There are several tests available to detect the last stages of liver cancer. One is an upper endoscopy, which is pronounced “en-dah-skop-ee.” This test involves passing a thin camera-equipped thin tube through the mouth. This examination will look for varices and enlargement. Other tests include a liver scan and computerized tomography. The latter two tests will detect reduced blood flow or ascites, which are signs of liver cancer.

Hepatocellular carcinoma is the most common type of liver cancer. It can begin as a single tumor or as multiple small cancer nodules throughout the liver. The disease may also spread to other organs, including the lungs, portal vein, or bone marrow. A rare type of cancer that affects children is hepatoblastoma.

What happens when cancer spreads to the liver?

A cancer cell that has spread to the liver is called a metastasis. It is different from cancer that starts in the liver, which is called a primary tumor. A CT scan of the upper abdomen can show several metastases, which are dark areas. The liver is part of the digestive system, along with the gallbladder, stomach, small intestine, and large intestine.

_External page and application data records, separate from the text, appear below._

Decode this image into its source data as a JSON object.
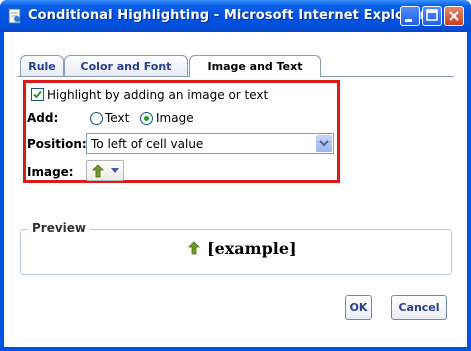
{
  "window": {
    "title": "Conditional Highlighting - Microsoft Internet Explorer",
    "icon": "ie-page-icon",
    "controls": [
      "minimize-icon",
      "maximize-icon",
      "close-icon"
    ]
  },
  "tabs": [
    {
      "label": "Rule",
      "active": false
    },
    {
      "label": "Color and Font",
      "active": false
    },
    {
      "label": "Image and Text",
      "active": true
    }
  ],
  "highlight": {
    "checkbox_label": "Highlight by adding an image or text",
    "checked": true
  },
  "add": {
    "label": "Add:",
    "options": [
      {
        "label": "Text",
        "selected": false
      },
      {
        "label": "Image",
        "selected": true
      }
    ]
  },
  "position": {
    "label": "Position:",
    "value": "To left of cell value"
  },
  "image": {
    "label": "Image:",
    "selected_icon": "green-up-arrow-icon"
  },
  "preview": {
    "legend": "Preview",
    "example_text": "[example]",
    "example_icon": "green-up-arrow-icon"
  },
  "buttons": {
    "ok": "OK",
    "cancel": "Cancel"
  },
  "colors": {
    "titlebar": "#0054e3",
    "highlight_border": "#dd1a1a",
    "tab_text": "#27408b",
    "arrow_green": "#5f8d1e"
  }
}
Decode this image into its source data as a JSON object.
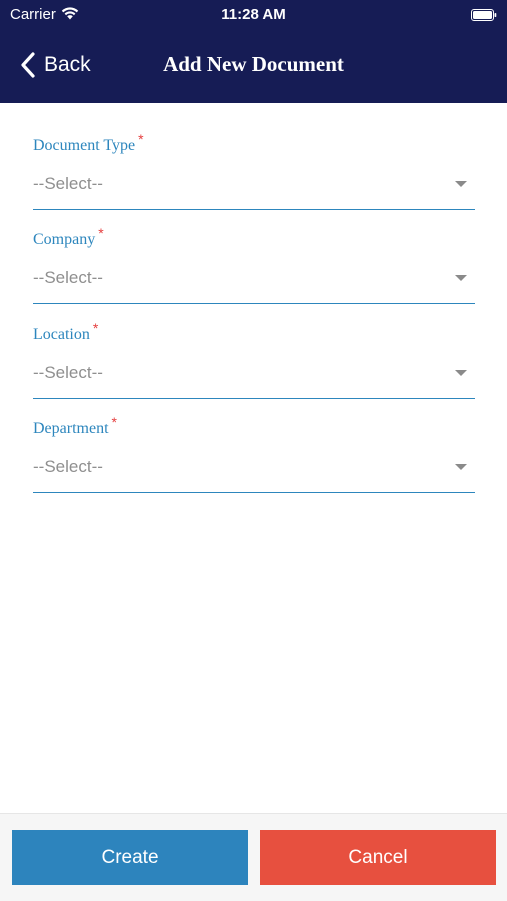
{
  "status_bar": {
    "carrier": "Carrier",
    "time": "11:28 AM"
  },
  "navbar": {
    "back_label": "Back",
    "title": "Add New Document"
  },
  "form": {
    "fields": [
      {
        "label": "Document Type",
        "required_marker": "*",
        "value": "--Select--"
      },
      {
        "label": "Company",
        "required_marker": "*",
        "value": "--Select--"
      },
      {
        "label": "Location",
        "required_marker": "*",
        "value": "--Select--"
      },
      {
        "label": "Department",
        "required_marker": "*",
        "value": "--Select--"
      }
    ]
  },
  "footer": {
    "create_label": "Create",
    "cancel_label": "Cancel"
  },
  "colors": {
    "header_bg": "#161c55",
    "accent": "#2d86bd",
    "required": "#e53e3e",
    "create_bg": "#2d84bd",
    "cancel_bg": "#e7503f"
  },
  "icons": [
    "wifi-icon",
    "battery-icon",
    "chevron-left-icon",
    "chevron-down-icon"
  ]
}
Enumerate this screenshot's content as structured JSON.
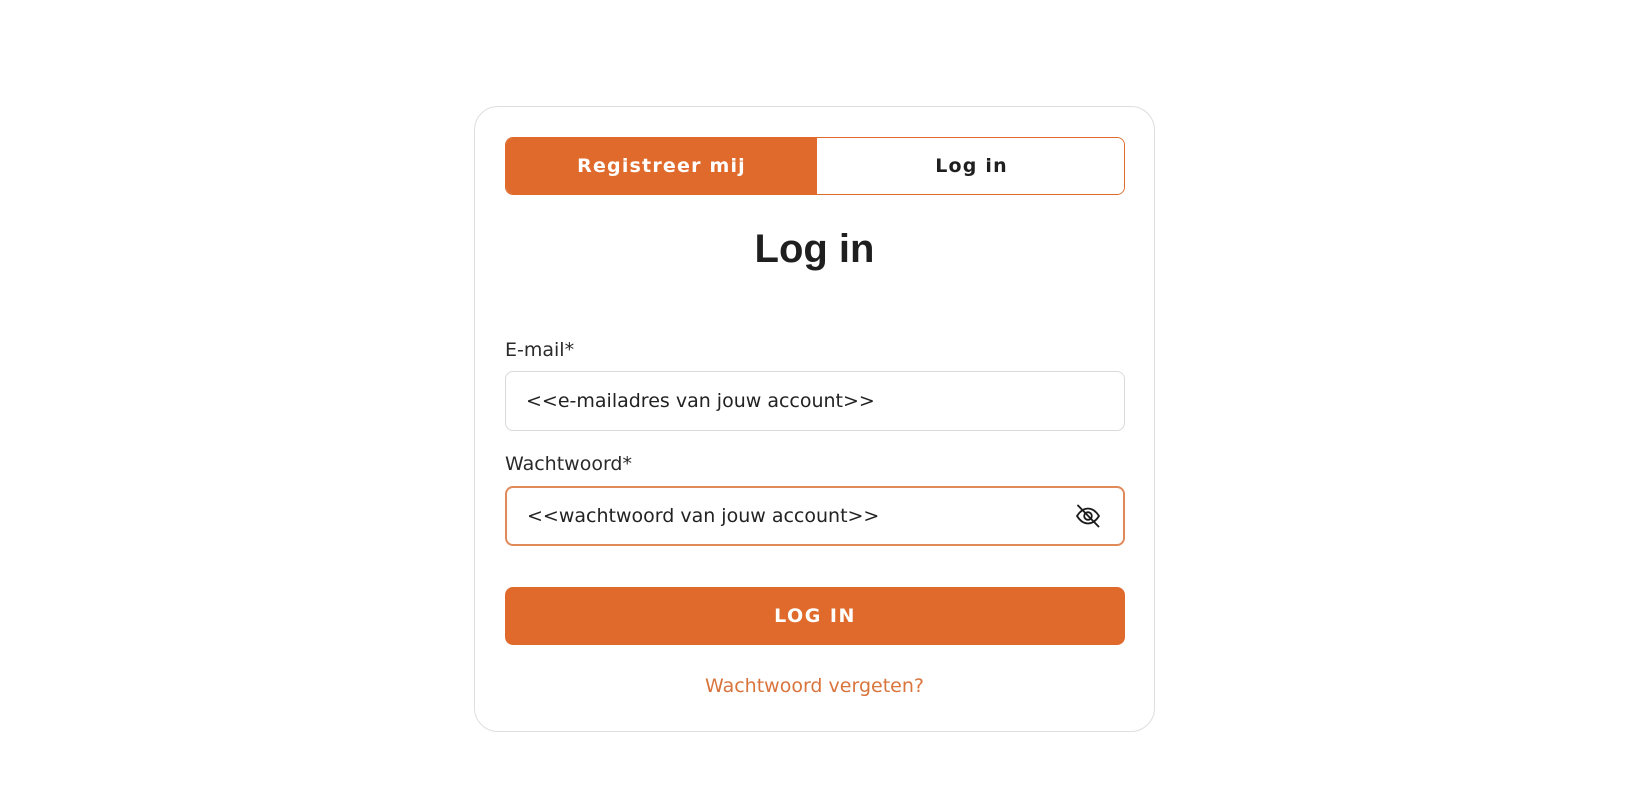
{
  "tabs": {
    "register_label": "Registreer mij",
    "login_label": "Log in",
    "active": "register"
  },
  "form": {
    "title": "Log in",
    "email_label": "E-mail*",
    "email_value": "<<e-mailadres van jouw account>>",
    "password_label": "Wachtwoord*",
    "password_value": "<<wachtwoord van jouw account>>",
    "password_toggle_icon": "eye-off-icon",
    "submit_label": "LOG IN",
    "forgot_link": "Wachtwoord vergeten?"
  },
  "colors": {
    "accent": "#e06a2c",
    "link": "#d9743d",
    "focus_border": "#e08a5a"
  }
}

Often, breast cancer spreads to the liver before spreading to other organs, and about 10% of patients develop this type of metastasis. Depending on the stage of the cancer, doctors may recommend surgery or other local treatments to remove the tumor. These treatments may include local chemotherapy, SBRT, or yttrium-90 radioembolization.

Treatment for secondary breast cancer in the liver is very different from that of primary breast cancer. The main goals of treatment are to control the spread of the cancer, relieve the symptoms, and improve quality of life. Many people want to know how long they can expect to live after being diagnosed with breast cancer that has spread to the liver. Unfortunately, there are no clear answers to this question.

What causes death in metastatic breast cancer?

Metastatic breast cancer is a type of breast cancer that has spread beyond the breast. It is considered incurable. While there are treatments that can control some of the symptoms, this form of cancer cannot be cured. It is a leading cause of death in women under the age of 50.

Previous studies have found that many breast cancer patients had their cause of death misclassified. This problem has led some researchers to question the validity of death certificates. They found that there was a discordance of up to 15% among the causes of death in women with metastatic breast cancer. The study also found that some women died from different causes, such as comorbidities.

To determine the causes of death in metastatic breast cancer, researchers looked at medical files of patients with the disease. The medical files were checked by an expert panel of seven physicians. For each patient’s cause of death, the expert panel reviewed the file twice. If the information was discordant, it was flagged for further investigation.